I’m not going to detail it here, because I don’t think it’s appropriate or even relevant really but suffice to say the thoughtless, harmful arrogance of some people is beyond staggering. In a month where I’ve found myself stopping typing and starting to search for jobs, where I’ve wasted an entire day reporting every YouTube channel pirating my work and rendering my words and the narrator’s talents worthless, I start to question why I even bother doing this.

Why do I prostrate myself before the world, put a piece of my heart and soul and more hidden personal information into books only for them not to be enjoyed but to attract open criticism? Why is it that the only people who seems to want to share their opinion are those who didn’t  like something? (Disclaimer – this is not a rant about negative reviews: my views on those are very rarely made public!)

Quite simply, why do I bother? What’s the point?

 

Then, bizarrely for me, positivity kicks my front door in and strides through my house brandishing a warrant ordering me to shut my face and listen for a god-damned minute.

We’re having a daughter grace our presence in a few short months. A little girl to add to the clan. A little sister for Jax to grow up being protective of. A little lady we can encourage and mould into a fierce but kind woman who, to quote one of the greatest movies ever made, ‘don’t take no shit from nobody’. [Cool Runnings, 1993]

Then, for someone who feels incredibly insular almost all of the time, I started to realise that the friends I have also make the days pass by with humour and support.
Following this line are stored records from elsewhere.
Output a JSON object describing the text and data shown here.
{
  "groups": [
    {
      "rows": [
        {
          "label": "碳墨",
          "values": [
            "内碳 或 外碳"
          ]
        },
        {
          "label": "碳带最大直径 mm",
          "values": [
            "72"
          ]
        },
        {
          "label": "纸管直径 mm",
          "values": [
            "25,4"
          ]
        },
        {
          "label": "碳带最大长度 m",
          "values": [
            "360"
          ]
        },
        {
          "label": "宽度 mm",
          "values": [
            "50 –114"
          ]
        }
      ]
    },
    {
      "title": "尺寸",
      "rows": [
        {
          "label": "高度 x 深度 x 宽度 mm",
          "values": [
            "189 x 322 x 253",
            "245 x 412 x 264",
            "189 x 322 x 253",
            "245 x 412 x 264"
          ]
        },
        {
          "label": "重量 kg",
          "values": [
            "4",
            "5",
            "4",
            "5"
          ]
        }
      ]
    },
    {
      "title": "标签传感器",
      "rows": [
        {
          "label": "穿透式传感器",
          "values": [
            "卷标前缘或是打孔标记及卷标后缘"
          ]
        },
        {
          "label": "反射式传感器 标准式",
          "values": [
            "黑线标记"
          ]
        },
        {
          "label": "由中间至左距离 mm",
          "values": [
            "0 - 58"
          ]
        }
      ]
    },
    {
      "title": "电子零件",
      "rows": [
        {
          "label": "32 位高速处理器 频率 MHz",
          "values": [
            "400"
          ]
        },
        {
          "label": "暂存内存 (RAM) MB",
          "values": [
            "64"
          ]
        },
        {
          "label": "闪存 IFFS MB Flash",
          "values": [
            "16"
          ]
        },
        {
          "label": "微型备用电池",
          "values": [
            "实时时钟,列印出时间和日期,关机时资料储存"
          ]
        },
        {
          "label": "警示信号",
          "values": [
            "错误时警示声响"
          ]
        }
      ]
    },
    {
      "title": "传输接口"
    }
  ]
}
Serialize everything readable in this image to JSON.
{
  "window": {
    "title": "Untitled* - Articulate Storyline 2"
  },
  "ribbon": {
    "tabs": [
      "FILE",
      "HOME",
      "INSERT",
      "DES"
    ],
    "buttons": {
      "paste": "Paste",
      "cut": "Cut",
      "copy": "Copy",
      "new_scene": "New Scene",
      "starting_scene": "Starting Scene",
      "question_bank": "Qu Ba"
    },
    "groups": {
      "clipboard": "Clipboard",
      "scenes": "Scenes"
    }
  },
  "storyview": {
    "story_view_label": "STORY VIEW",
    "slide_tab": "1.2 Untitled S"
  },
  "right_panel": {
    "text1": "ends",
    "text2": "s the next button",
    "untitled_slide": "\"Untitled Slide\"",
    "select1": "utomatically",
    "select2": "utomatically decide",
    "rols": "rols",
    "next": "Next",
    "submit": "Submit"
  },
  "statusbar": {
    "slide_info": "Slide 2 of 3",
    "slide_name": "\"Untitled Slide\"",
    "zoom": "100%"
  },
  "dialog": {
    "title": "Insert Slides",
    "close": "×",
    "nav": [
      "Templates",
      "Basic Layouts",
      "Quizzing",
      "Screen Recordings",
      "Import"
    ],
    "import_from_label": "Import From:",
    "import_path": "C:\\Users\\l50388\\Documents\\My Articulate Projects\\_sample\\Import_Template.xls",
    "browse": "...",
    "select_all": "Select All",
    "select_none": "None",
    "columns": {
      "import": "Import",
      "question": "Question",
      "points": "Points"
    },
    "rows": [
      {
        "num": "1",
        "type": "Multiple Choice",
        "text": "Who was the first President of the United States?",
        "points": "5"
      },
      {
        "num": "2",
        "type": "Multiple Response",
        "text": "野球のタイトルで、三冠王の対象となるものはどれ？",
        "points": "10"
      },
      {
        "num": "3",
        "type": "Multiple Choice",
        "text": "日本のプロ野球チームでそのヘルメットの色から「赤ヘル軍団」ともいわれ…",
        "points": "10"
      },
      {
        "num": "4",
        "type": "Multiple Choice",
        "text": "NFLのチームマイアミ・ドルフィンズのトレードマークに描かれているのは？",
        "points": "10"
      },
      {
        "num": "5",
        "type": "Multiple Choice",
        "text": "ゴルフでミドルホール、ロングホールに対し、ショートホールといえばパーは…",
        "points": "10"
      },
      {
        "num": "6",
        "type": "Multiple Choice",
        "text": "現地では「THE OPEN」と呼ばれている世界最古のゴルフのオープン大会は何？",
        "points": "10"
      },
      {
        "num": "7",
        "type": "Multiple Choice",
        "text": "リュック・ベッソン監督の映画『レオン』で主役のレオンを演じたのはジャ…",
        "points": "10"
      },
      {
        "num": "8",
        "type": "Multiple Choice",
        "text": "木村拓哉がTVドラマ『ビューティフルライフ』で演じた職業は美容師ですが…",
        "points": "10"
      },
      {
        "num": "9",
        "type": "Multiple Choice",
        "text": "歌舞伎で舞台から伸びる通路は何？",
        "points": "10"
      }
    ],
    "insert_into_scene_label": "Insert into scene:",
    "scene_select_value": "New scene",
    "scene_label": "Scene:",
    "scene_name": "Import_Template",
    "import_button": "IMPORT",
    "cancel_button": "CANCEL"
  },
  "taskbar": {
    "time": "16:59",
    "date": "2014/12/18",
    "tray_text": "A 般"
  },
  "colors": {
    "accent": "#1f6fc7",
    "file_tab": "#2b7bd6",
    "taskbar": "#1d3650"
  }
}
The healthy competition among a ‘Collective’ of writers which grows as we add new members to assimilate their biological and technological distinctiveness and add it to our own (resistance is futile), has led to the monumental word count which, rumour has it, is what a Mr. G. Martin of New Jersey is alleged to write in over a year.

The support of other writers who understand all of the negativity I’ve listed above, who probably felt like that a week ago or a month ago or even at the same time as I am, has pulled me through some dark times as I rode that particular train pretty hard.

Like I said, January is a very difficult time for me. It is the month when I lost two family members who meant more to me than I ever had the chance to tell them. It’s the month when I got hurt badly trying to do my old job and everything changed as an indirect result. It’s the birthday of another family member I’m estranged from who is both a missing part of my life and a destructive element.

But this January, despite being equally as shitty as Januaries for the majority of my life, I’m deciding to change the narrative.

 

Too much pressure in your life? Take a closer look: most of that will be pressure you’ve placed on your own shoulders.

Too much negativity? Find some positivity and concentrate on that instead. Choose to be a reader of the 5*’s and not automatically go to the 1*’s.

Be grateful for what you have in your life; past, present and future.

Appreciate the people who make it worthwhile and help you through it, and always be ready to do the same for them.

 

Oh, and please buy my books and don’t forget to review them on all of the various, confusing platforms.

And if anyone knows anyone at Netflix or Amazon TV, you know, give them a nudge.

 

Happy 2019

DCF

Comments

Sign up for latest news & updates: